▶ TO DO
Your task is to copy every entry exactly.

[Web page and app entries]
= Beginning of Section =
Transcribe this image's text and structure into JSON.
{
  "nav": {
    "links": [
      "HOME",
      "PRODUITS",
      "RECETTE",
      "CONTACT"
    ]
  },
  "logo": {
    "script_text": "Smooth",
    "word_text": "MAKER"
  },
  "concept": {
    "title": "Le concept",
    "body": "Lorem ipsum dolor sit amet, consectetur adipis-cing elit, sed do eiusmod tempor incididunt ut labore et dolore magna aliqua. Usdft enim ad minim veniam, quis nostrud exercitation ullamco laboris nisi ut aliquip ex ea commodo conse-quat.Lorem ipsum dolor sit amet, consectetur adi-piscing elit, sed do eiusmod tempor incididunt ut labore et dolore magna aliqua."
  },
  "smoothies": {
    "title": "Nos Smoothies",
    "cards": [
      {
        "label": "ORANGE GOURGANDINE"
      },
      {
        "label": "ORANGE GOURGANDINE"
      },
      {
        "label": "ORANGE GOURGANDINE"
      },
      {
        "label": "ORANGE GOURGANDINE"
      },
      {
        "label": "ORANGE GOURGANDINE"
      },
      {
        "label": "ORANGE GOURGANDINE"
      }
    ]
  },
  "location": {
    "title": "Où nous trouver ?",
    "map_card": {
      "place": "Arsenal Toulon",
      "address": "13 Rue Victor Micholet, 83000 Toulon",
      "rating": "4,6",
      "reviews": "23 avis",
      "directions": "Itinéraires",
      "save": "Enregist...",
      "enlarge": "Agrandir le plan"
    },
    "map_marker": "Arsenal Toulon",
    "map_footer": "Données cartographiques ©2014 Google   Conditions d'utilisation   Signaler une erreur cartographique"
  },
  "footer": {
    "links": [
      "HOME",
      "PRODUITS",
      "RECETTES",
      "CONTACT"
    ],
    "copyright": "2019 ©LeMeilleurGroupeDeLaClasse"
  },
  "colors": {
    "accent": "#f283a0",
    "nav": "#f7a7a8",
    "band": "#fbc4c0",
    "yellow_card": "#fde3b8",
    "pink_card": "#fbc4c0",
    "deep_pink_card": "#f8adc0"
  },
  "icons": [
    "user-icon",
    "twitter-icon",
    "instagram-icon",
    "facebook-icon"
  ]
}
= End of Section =
▶ RESULT
Transcribe this image's text and structure into JSON.
{
  "nav": {
    "links": [
      "HOME",
      "PRODUITS",
      "RECETTE",
      "CONTACT"
    ]
  },
  "logo": {
    "script_text": "Smooth",
    "word_text": "MAKER"
  },
  "concept": {
    "title": "Le concept",
    "body": "Lorem ipsum dolor sit amet, consectetur adipis-cing elit, sed do eiusmod tempor incididunt ut labore et dolore magna aliqua. Usdft enim ad minim veniam, quis nostrud exercitation ullamco laboris nisi ut aliquip ex ea commodo conse-quat.Lorem ipsum dolor sit amet, consectetur adi-piscing elit, sed do eiusmod tempor incididunt ut labore et dolore magna aliqua."
  },
  "smoothies": {
    "title": "Nos Smoothies",
    "cards": [
      {
        "label": "ORANGE GOURGANDINE"
      },
      {
        "label": "ORANGE GOURGANDINE"
      },
      {
        "label": "ORANGE GOURGANDINE"
      },
      {
        "label": "ORANGE GOURGANDINE"
      },
      {
        "label": "ORANGE GOURGANDINE"
      },
      {
        "label": "ORANGE GOURGANDINE"
      }
    ]
  },
  "location": {
    "title": "Où nous trouver ?",
    "map_card": {
      "place": "Arsenal Toulon",
      "address": "13 Rue Victor Micholet, 83000 Toulon",
      "rating": "4,6",
      "reviews": "23 avis",
      "directions": "Itinéraires",
      "save": "Enregist...",
      "enlarge": "Agrandir le plan"
    },
    "map_marker": "Arsenal Toulon",
    "map_footer": "Données cartographiques ©2014 Google   Conditions d'utilisation   Signaler une erreur cartographique"
  },
  "footer": {
    "links": [
      "HOME",
      "PRODUITS",
      "RECETTES",
      "CONTACT"
    ],
    "copyright": "2019 ©LeMeilleurGroupeDeLaClasse"
  },
  "colors": {
    "accent": "#f283a0",
    "nav": "#f7a7a8",
    "band": "#fbc4c0",
    "yellow_card": "#fde3b8",
    "pink_card": "#fbc4c0",
    "deep_pink_card": "#f8adc0"
  },
  "icons": [
    "user-icon",
    "twitter-icon",
    "instagram-icon",
    "facebook-icon"
  ]
}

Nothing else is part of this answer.